_Your goal:_
Where a line in the material below has the string "emailed", please report it.

_Data under study:_
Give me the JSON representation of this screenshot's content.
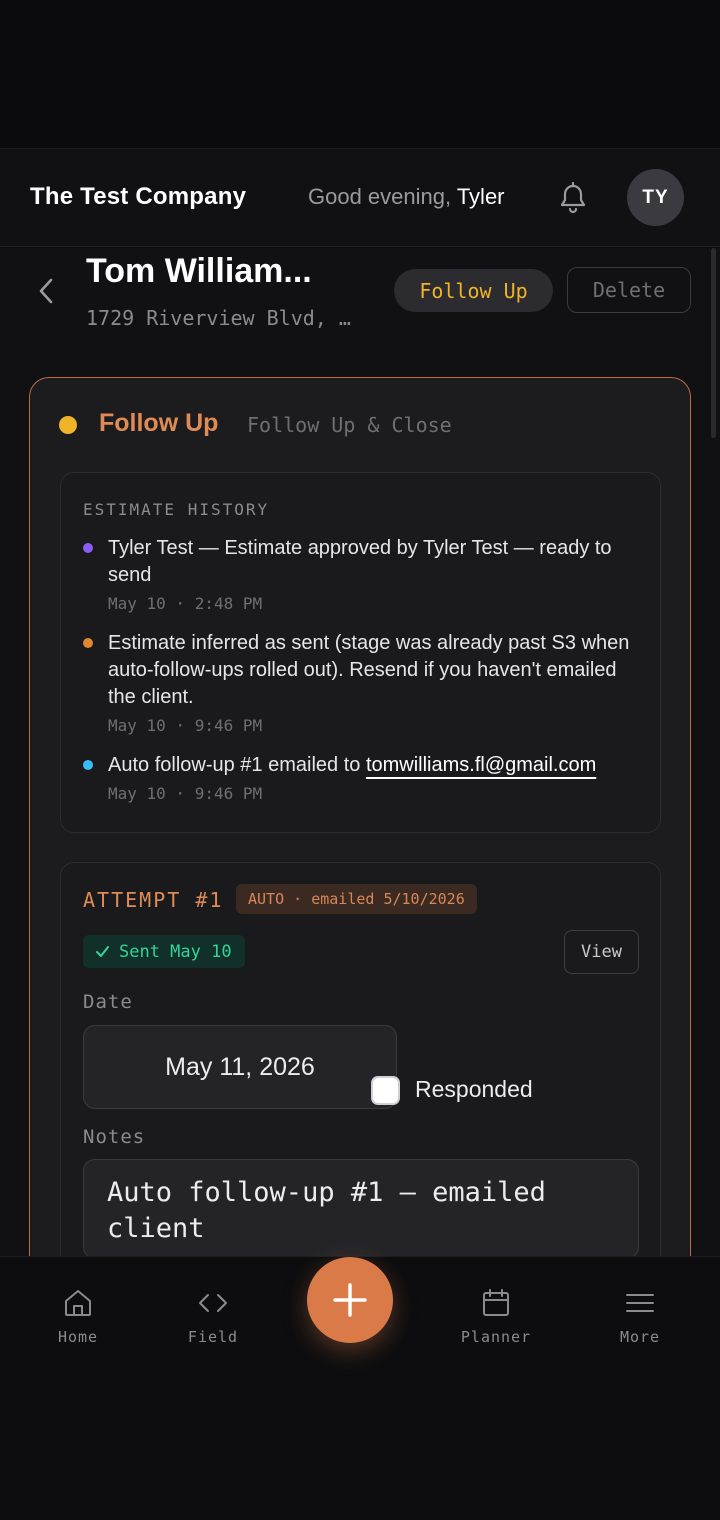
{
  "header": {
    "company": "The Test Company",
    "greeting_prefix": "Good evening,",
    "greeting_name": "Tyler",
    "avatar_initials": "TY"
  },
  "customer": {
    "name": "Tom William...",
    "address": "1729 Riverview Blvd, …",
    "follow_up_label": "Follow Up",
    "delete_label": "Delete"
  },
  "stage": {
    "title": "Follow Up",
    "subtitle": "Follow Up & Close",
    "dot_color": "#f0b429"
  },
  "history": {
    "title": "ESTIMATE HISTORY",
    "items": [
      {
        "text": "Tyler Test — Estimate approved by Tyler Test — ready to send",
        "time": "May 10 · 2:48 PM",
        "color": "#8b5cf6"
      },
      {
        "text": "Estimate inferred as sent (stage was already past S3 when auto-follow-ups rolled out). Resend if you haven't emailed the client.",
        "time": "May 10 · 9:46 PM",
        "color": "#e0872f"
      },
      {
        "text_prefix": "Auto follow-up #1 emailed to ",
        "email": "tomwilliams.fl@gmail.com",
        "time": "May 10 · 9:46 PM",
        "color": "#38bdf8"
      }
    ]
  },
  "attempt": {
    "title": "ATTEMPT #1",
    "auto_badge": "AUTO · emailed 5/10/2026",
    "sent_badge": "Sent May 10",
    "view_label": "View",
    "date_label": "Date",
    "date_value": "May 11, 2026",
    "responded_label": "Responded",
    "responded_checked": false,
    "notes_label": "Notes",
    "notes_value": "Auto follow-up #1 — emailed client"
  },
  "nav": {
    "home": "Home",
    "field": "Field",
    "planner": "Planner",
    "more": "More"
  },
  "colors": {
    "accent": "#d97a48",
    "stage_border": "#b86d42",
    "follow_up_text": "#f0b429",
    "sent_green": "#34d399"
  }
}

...

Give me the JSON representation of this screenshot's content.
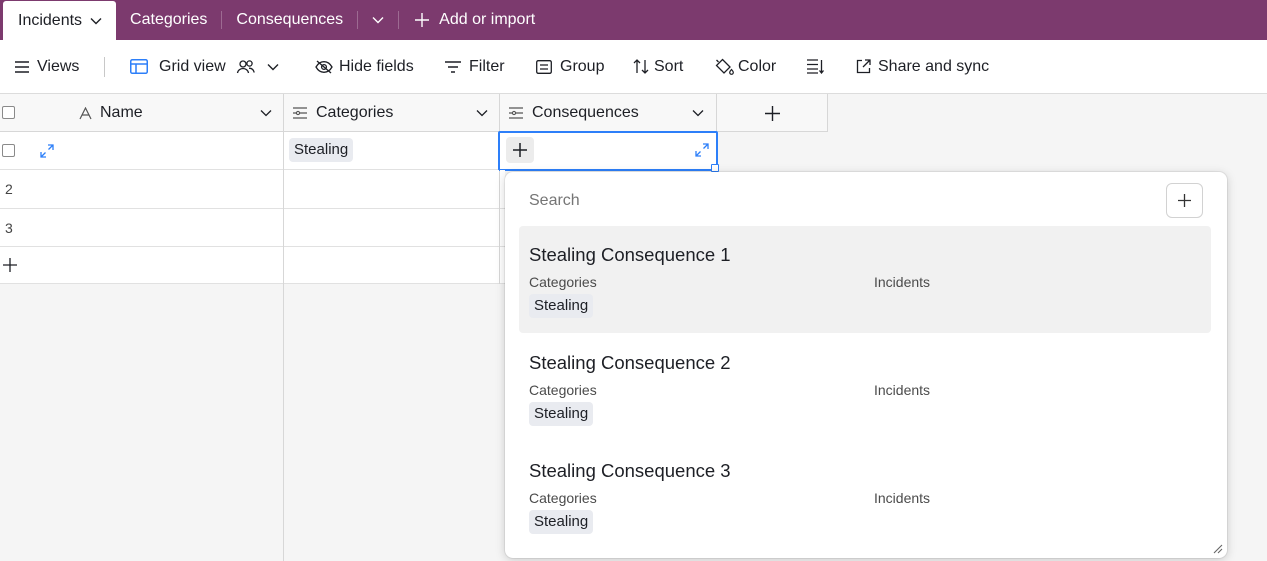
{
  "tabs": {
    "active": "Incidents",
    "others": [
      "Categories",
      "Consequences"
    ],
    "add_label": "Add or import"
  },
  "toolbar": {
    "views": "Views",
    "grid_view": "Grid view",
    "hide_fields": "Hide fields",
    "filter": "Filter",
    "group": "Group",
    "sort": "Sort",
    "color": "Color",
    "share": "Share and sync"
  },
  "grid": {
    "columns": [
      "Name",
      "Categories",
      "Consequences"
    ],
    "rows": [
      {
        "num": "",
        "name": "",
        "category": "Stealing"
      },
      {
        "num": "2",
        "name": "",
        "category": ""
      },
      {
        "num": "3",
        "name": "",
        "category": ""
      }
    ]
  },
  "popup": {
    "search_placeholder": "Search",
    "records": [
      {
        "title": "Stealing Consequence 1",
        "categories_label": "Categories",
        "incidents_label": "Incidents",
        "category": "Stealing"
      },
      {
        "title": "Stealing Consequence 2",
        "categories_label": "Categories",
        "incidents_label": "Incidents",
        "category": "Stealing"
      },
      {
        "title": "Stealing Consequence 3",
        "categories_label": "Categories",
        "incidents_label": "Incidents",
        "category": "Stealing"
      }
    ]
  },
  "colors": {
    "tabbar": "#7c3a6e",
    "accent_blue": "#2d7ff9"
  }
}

_Task answer:_
        "text": "Estimate inferred as sent (stage was already past S3 when auto-follow-ups rolled out). Resend if you haven't emailed the client.",
        "text_prefix": "Auto follow-up #1 emailed to ",
    "auto_badge": "AUTO · emailed 5/10/2026",
    "notes_value": "Auto follow-up #1 — emailed client"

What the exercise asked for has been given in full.